While the queen held back her tears in the castle, Enishi was in the mountains of the west holding back his own from spilling onto the dying form of his sister.
Tomoe was delirious with fever and tried to reassure the boy that it would be ok and she was sorry. The madness had lifted from her eyes entirely, like she had just stepped out of a nightmare into the daylight. She spoke of strange things, of regret and broken promises. Now that death was near to her she realized what mattered the most.
She had existed in a world of death when she had so much out there to live for. Her mistakes were beyond the scope of her ability to mend them. Instead she tried to pass what power she had left to Enishi.
"Don't let it go to waste. . . don't be what I was. . ." She spoke so faintly into his ear that he didn't know what she was trying to say. Six years old was too young to be left alone, and both of them were all too aware of this.
"I'll finish your work sister, I swear it. I'll make them pay." It was like watching him losing his childhood and Tomoe's shattered heart couldn't break any further.
Tomoe smiled for the final time, her turbulent black eyes finally settling their currents. "You don't understand. I failed you, dear brother." She was fading away but she clutched at life to try to dissipate some of the poison that was already seeping from the boy. Maybe the only true curse she possessed was her love after all.
"Please don't. . ."
But her request had come to late to save either of them.
Enishi wailed, and a new storm began above their heads. Now he owned everything Tomoe had—both her power and her agonized emotional instability.

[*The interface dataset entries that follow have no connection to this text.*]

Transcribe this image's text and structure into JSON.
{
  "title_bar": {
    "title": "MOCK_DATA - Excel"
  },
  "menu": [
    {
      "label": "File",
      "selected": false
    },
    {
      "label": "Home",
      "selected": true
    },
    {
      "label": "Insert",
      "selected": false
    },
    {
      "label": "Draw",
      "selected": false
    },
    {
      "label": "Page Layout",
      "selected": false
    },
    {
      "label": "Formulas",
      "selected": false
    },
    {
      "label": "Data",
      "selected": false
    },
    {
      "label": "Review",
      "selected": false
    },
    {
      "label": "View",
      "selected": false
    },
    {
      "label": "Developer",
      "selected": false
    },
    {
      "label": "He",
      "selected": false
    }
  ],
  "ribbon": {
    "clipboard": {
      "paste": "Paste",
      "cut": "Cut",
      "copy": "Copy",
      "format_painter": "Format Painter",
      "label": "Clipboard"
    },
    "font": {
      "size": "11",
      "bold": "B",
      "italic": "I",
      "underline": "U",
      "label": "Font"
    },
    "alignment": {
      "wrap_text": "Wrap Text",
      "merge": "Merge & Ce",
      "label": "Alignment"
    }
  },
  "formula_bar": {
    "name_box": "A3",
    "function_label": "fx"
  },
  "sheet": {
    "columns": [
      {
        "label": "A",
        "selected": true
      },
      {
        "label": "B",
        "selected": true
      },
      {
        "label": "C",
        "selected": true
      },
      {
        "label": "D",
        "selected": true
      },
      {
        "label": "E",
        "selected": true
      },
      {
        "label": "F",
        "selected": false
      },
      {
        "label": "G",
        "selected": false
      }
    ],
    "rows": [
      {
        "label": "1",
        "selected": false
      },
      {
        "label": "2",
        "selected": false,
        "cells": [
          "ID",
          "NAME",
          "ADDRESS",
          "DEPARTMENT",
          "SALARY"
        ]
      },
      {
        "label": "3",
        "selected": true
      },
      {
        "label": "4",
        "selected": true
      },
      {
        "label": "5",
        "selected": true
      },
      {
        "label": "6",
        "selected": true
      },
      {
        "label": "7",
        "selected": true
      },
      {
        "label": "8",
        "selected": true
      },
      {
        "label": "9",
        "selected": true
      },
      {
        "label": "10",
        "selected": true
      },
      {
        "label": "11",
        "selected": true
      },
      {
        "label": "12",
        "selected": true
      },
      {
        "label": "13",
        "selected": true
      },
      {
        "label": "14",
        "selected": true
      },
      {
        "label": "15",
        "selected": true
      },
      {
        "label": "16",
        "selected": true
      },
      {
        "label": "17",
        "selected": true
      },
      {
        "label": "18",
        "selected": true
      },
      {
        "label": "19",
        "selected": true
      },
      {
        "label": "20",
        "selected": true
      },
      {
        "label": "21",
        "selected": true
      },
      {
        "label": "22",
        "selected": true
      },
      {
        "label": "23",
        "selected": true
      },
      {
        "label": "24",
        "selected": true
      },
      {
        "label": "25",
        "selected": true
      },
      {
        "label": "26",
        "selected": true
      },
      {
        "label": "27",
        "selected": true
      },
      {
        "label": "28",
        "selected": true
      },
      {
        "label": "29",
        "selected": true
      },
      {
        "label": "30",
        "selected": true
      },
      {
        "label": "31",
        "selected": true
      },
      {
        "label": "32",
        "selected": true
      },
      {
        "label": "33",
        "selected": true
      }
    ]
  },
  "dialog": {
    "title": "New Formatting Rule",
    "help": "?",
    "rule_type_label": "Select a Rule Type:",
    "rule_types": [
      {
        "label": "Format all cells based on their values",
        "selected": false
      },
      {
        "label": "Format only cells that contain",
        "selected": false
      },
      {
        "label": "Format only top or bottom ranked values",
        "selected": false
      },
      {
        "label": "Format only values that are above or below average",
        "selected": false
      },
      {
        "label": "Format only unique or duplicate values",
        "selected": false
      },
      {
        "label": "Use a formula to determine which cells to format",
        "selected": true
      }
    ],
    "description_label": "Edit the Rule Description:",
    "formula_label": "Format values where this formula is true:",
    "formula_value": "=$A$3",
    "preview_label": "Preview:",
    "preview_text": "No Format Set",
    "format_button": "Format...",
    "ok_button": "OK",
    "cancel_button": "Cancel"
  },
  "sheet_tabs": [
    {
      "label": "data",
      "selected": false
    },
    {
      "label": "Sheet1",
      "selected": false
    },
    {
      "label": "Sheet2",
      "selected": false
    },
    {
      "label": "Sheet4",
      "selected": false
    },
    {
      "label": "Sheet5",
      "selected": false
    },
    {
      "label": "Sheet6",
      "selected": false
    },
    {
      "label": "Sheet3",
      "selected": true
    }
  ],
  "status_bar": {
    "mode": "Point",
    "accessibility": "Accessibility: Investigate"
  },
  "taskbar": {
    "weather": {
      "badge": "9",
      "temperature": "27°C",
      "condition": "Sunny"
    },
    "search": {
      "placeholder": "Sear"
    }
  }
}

She had gained her peace too late and at great cost.
When Enishi ordered the monsters to bury Tomoe the next day, they instinctively obeyed, knowing this boy now held the power of their personal god.
He had to grow strong.
He would make them pay.
And he had to find that baby girl.